● **Action item**
Extract all of the entries and set them down verbatim.

--- Records for the exercise ---

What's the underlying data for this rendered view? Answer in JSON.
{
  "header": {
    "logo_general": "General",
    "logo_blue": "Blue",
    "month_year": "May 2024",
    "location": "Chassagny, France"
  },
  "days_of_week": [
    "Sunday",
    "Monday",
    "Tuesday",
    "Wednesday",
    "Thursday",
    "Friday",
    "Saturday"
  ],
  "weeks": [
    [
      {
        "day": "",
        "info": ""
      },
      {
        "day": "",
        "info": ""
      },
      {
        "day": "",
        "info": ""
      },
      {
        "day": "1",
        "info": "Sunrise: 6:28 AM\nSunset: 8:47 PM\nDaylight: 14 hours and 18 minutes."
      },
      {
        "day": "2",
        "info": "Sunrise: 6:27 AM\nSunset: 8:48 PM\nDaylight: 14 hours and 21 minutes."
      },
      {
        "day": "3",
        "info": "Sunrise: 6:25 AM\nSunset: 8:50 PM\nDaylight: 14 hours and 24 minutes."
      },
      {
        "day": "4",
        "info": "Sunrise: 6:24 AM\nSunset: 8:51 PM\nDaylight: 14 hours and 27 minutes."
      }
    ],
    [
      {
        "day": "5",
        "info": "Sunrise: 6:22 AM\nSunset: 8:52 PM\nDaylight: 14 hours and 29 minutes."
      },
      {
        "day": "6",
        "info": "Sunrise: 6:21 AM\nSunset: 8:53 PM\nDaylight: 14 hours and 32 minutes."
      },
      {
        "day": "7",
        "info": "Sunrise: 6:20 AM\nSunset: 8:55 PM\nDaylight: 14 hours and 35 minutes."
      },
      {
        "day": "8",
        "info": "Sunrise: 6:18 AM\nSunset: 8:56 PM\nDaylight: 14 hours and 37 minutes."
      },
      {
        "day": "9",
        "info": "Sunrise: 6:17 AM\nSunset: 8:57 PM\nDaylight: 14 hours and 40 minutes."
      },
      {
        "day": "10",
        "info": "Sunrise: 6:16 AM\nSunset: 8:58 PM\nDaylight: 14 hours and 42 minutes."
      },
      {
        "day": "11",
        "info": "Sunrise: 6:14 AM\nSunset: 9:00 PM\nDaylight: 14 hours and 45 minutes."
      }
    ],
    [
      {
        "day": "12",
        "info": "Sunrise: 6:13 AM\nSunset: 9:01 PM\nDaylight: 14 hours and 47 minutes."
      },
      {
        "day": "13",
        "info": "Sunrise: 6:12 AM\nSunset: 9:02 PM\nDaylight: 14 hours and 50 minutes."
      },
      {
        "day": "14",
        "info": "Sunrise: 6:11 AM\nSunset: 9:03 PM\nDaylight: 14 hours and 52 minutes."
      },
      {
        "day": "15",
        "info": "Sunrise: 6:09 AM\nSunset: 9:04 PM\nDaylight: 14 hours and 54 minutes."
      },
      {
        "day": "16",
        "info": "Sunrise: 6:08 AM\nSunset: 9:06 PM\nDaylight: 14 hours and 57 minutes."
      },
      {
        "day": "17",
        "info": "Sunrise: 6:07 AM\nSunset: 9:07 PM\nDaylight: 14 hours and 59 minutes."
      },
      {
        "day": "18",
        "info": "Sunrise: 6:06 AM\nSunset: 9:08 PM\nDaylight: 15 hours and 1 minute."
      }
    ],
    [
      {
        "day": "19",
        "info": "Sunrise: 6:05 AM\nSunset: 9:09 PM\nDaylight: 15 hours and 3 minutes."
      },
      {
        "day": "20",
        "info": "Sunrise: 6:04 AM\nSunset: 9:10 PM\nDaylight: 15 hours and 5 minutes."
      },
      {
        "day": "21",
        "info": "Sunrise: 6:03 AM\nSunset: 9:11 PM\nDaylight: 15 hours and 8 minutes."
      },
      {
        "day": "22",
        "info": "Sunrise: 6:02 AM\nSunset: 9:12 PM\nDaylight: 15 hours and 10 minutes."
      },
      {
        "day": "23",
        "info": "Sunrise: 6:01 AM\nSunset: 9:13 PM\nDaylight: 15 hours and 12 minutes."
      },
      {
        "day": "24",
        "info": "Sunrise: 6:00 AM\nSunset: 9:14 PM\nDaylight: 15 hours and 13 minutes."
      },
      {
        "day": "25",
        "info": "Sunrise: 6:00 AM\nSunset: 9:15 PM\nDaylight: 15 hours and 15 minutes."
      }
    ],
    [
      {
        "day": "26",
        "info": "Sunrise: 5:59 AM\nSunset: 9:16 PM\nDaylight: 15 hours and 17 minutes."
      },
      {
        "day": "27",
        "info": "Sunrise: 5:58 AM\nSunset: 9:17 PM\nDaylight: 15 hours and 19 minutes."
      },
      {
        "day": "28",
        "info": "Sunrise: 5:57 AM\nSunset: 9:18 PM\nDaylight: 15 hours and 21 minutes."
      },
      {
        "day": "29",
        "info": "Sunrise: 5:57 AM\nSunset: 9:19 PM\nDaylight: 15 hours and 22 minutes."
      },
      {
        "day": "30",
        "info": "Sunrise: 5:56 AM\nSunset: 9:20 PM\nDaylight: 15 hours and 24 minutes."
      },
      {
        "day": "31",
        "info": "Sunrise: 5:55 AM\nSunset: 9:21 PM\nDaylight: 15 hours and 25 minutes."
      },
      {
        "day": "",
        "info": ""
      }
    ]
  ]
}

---

● **Task output**
What's the underlying data for this rendered view? Answer in JSON.
{
  "header": {
    "logo_general": "General",
    "logo_blue": "Blue",
    "month_year": "May 2024",
    "location": "Chassagny, France"
  },
  "days_of_week": [
    "Sunday",
    "Monday",
    "Tuesday",
    "Wednesday",
    "Thursday",
    "Friday",
    "Saturday"
  ],
  "weeks": [
    [
      {
        "day": "",
        "info": ""
      },
      {
        "day": "",
        "info": ""
      },
      {
        "day": "",
        "info": ""
      },
      {
        "day": "1",
        "info": "Sunrise: 6:28 AM\nSunset: 8:47 PM\nDaylight: 14 hours and 18 minutes."
      },
      {
        "day": "2",
        "info": "Sunrise: 6:27 AM\nSunset: 8:48 PM\nDaylight: 14 hours and 21 minutes."
      },
      {
        "day": "3",
        "info": "Sunrise: 6:25 AM\nSunset: 8:50 PM\nDaylight: 14 hours and 24 minutes."
      },
      {
        "day": "4",
        "info": "Sunrise: 6:24 AM\nSunset: 8:51 PM\nDaylight: 14 hours and 27 minutes."
      }
    ],
    [
      {
        "day": "5",
        "info": "Sunrise: 6:22 AM\nSunset: 8:52 PM\nDaylight: 14 hours and 29 minutes."
      },
      {
        "day": "6",
        "info": "Sunrise: 6:21 AM\nSunset: 8:53 PM\nDaylight: 14 hours and 32 minutes."
      },
      {
        "day": "7",
        "info": "Sunrise: 6:20 AM\nSunset: 8:55 PM\nDaylight: 14 hours and 35 minutes."
      },
      {
        "day": "8",
        "info": "Sunrise: 6:18 AM\nSunset: 8:56 PM\nDaylight: 14 hours and 37 minutes."
      },
      {
        "day": "9",
        "info": "Sunrise: 6:17 AM\nSunset: 8:57 PM\nDaylight: 14 hours and 40 minutes."
      },
      {
        "day": "10",
        "info": "Sunrise: 6:16 AM\nSunset: 8:58 PM\nDaylight: 14 hours and 42 minutes."
      },
      {
        "day": "11",
        "info": "Sunrise: 6:14 AM\nSunset: 9:00 PM\nDaylight: 14 hours and 45 minutes."
      }
    ],
    [
      {
        "day": "12",
        "info": "Sunrise: 6:13 AM\nSunset: 9:01 PM\nDaylight: 14 hours and 47 minutes."
      },
      {
        "day": "13",
        "info": "Sunrise: 6:12 AM\nSunset: 9:02 PM\nDaylight: 14 hours and 50 minutes."
      },
      {
        "day": "14",
        "info": "Sunrise: 6:11 AM\nSunset: 9:03 PM\nDaylight: 14 hours and 52 minutes."
      },
      {
        "day": "15",
        "info": "Sunrise: 6:09 AM\nSunset: 9:04 PM\nDaylight: 14 hours and 54 minutes."
      },
      {
        "day": "16",
        "info": "Sunrise: 6:08 AM\nSunset: 9:06 PM\nDaylight: 14 hours and 57 minutes."
      },
      {
        "day": "17",
        "info": "Sunrise: 6:07 AM\nSunset: 9:07 PM\nDaylight: 14 hours and 59 minutes."
      },
      {
        "day": "18",
        "info": "Sunrise: 6:06 AM\nSunset: 9:08 PM\nDaylight: 15 hours and 1 minute."
      }
    ],
    [
      {
        "day": "19",
        "info": "Sunrise: 6:05 AM\nSunset: 9:09 PM\nDaylight: 15 hours and 3 minutes."
      },
      {
        "day": "20",
        "info": "Sunrise: 6:04 AM\nSunset: 9:10 PM\nDaylight: 15 hours and 5 minutes."
      },
      {
        "day": "21",
        "info": "Sunrise: 6:03 AM\nSunset: 9:11 PM\nDaylight: 15 hours and 8 minutes."
      },
      {
        "day": "22",
        "info": "Sunrise: 6:02 AM\nSunset: 9:12 PM\nDaylight: 15 hours and 10 minutes."
      },
      {
        "day": "23",
        "info": "Sunrise: 6:01 AM\nSunset: 9:13 PM\nDaylight: 15 hours and 12 minutes."
      },
      {
        "day": "24",
        "info": "Sunrise: 6:00 AM\nSunset: 9:14 PM\nDaylight: 15 hours and 13 minutes."
      },
      {
        "day": "25",
        "info": "Sunrise: 6:00 AM\nSunset: 9:15 PM\nDaylight: 15 hours and 15 minutes."
      }
    ],
    [
      {
        "day": "26",
        "info": "Sunrise: 5:59 AM\nSunset: 9:16 PM\nDaylight: 15 hours and 17 minutes."
      },
      {
        "day": "27",
        "info": "Sunrise: 5:58 AM\nSunset: 9:17 PM\nDaylight: 15 hours and 19 minutes."
      },
      {
        "day": "28",
        "info": "Sunrise: 5:57 AM\nSunset: 9:18 PM\nDaylight: 15 hours and 21 minutes."
      },
      {
        "day": "29",
        "info": "Sunrise: 5:57 AM\nSunset: 9:19 PM\nDaylight: 15 hours and 22 minutes."
      },
      {
        "day": "30",
        "info": "Sunrise: 5:56 AM\nSunset: 9:20 PM\nDaylight: 15 hours and 24 minutes."
      },
      {
        "day": "31",
        "info": "Sunrise: 5:55 AM\nSunset: 9:21 PM\nDaylight: 15 hours and 25 minutes."
      },
      {
        "day": "",
        "info": ""
      }
    ]
  ]
}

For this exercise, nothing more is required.